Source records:
========================================================================

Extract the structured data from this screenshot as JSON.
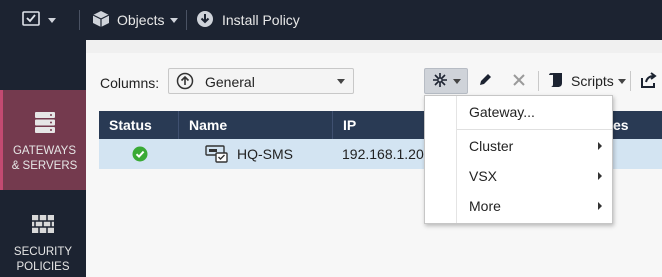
{
  "topbar": {
    "objects_label": "Objects",
    "install_policy_label": "Install Policy"
  },
  "sidebar": {
    "items": [
      {
        "label_line1": "GATEWAYS",
        "label_line2": "& SERVERS",
        "active": true
      },
      {
        "label_line1": "SECURITY",
        "label_line2": "POLICIES",
        "active": false
      }
    ]
  },
  "toolbar": {
    "columns_label": "Columns:",
    "columns_value": "General",
    "scripts_label": "Scripts"
  },
  "table": {
    "headers": [
      "Status",
      "Name",
      "IP",
      "es"
    ],
    "rows": [
      {
        "status": "ok",
        "name": "HQ-SMS",
        "ip": "192.168.1.20"
      }
    ]
  },
  "new_menu": {
    "items": [
      "Gateway...",
      "Cluster",
      "VSX",
      "More"
    ]
  },
  "colors": {
    "topbar_bg": "#1c2331",
    "active_nav_bg": "#743a4e",
    "table_header_bg": "#293a54",
    "selected_row_bg": "#d3e4f2",
    "status_ok": "#3aaa35"
  }
}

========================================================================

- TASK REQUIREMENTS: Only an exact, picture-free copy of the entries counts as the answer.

- SOLUTION TO THIS PROBLEM:
Extract the structured data from this screenshot as JSON.
{
  "topbar": {
    "objects_label": "Objects",
    "install_policy_label": "Install Policy"
  },
  "sidebar": {
    "items": [
      {
        "label_line1": "GATEWAYS",
        "label_line2": "& SERVERS",
        "active": true
      },
      {
        "label_line1": "SECURITY",
        "label_line2": "POLICIES",
        "active": false
      }
    ]
  },
  "toolbar": {
    "columns_label": "Columns:",
    "columns_value": "General",
    "scripts_label": "Scripts"
  },
  "table": {
    "headers": [
      "Status",
      "Name",
      "IP",
      "es"
    ],
    "rows": [
      {
        "status": "ok",
        "name": "HQ-SMS",
        "ip": "192.168.1.20"
      }
    ]
  },
  "new_menu": {
    "items": [
      "Gateway...",
      "Cluster",
      "VSX",
      "More"
    ]
  },
  "colors": {
    "topbar_bg": "#1c2331",
    "active_nav_bg": "#743a4e",
    "table_header_bg": "#293a54",
    "selected_row_bg": "#d3e4f2",
    "status_ok": "#3aaa35"
  }
}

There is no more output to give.